A conservative Arizona state lawmaker rationalized his support for a Republican-backed bill to restrict voting access on Thursday, as legislators aim to pass a series of similar measures.

Discussing one legislative proposal that would remove certain voters from a state roster dictating which residents receive absentee ballots automatically, Republican Rep. John Kavanagh told CNN that "everybody shouldn't be voting."

His remarks referenced a bill that passed in the Arizona Senate on Monday. If passed during an upcoming House session, the bill would require that permanent registered voters who have not participated in the past four elections submit an official notice expressing their desire to receive mail-in ballots during future contests. All voters who meet that criteria would receive letters from the state before forthcoming elections to gauge their interest in voting absentee. It would not send mail ballots to those who fail to respond with express confirmation.

Kavanagh chairs the Arizona state Senate's Government and Elections Committee, which approved the bill's passage earlier this week. Echoing arguments from some other Republicans, both within and outside of Arizona, the legislator suggested that this type of measure could provide a safeguard against voter fraud, according to CNN's reporting.

Arizona, Mail-in Ballot, Election
Arizona Rep. John Kavanagh, a Republican, suggested that not everyone should vote in comments explaining his support for a bill to restrict mail-in ballot access on Thursday.

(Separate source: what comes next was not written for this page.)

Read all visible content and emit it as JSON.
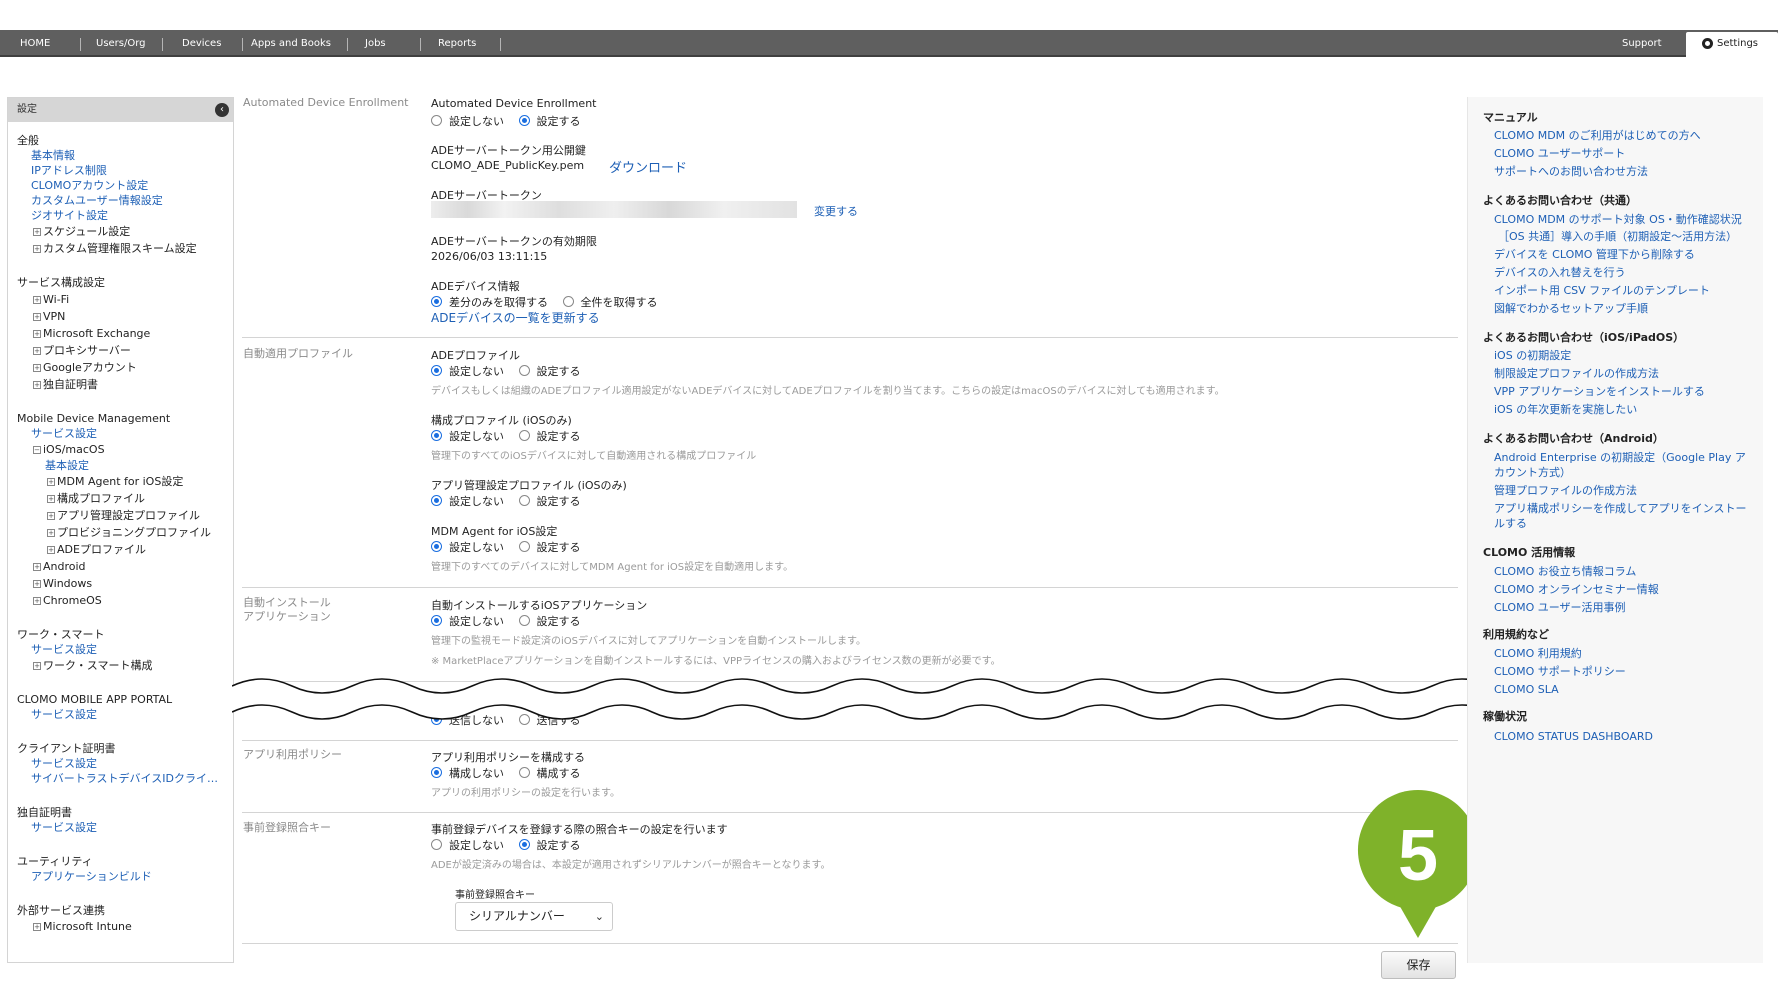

In the photograph above, a mail-in ballot for Maricopa County, Arizona, is pictured in San Ramon, California, on October 21, 2020, ahead of the general election. Smith Collection/Gado/Getty Images

"There's a fundamental difference between Democrats and Republicans," Kavanagh said in comments to the news outlet. "Democrats value as many people as possible voting, and they're willing to risk fraud. Republicans are more concerned about fraud, so we don't mind putting security measures in that won't let everybody vote—but everybody shouldn't be voting."

The state representative reportedly discussed effective grassroots efforts by Democratic—and some Republican—groups in several states ahead of the most recent general election. He noted that "you can greatly influence the outcome of the election if one side pays people to actively and aggressively go out and retrieve those ballots," in comments regarding strategies to reach and mobilize voters who are not registered, or are registered but have yet to cast ballots.

"Not everybody wants to vote, and if somebody is uninterested in voting, that probably means that they're totally uninformed on the issues," he continued, according to CNN. "Quantity is important, but we have to look at the quality of votes, as well."

Former president Donald Trump's false claims of election fraud causing his loss to President Joe Biden last November have been widely discredited, in court and national discourse, although remnants of his accusations continue to fuel some GOP-led legislative priorities. Upwards of 250 bills to limit voting rights were introduced in state legislatures across the country during the first few months of 2021.

Newsweek reached out to Kavanagh for further comment but did not receive a reply in time for publication.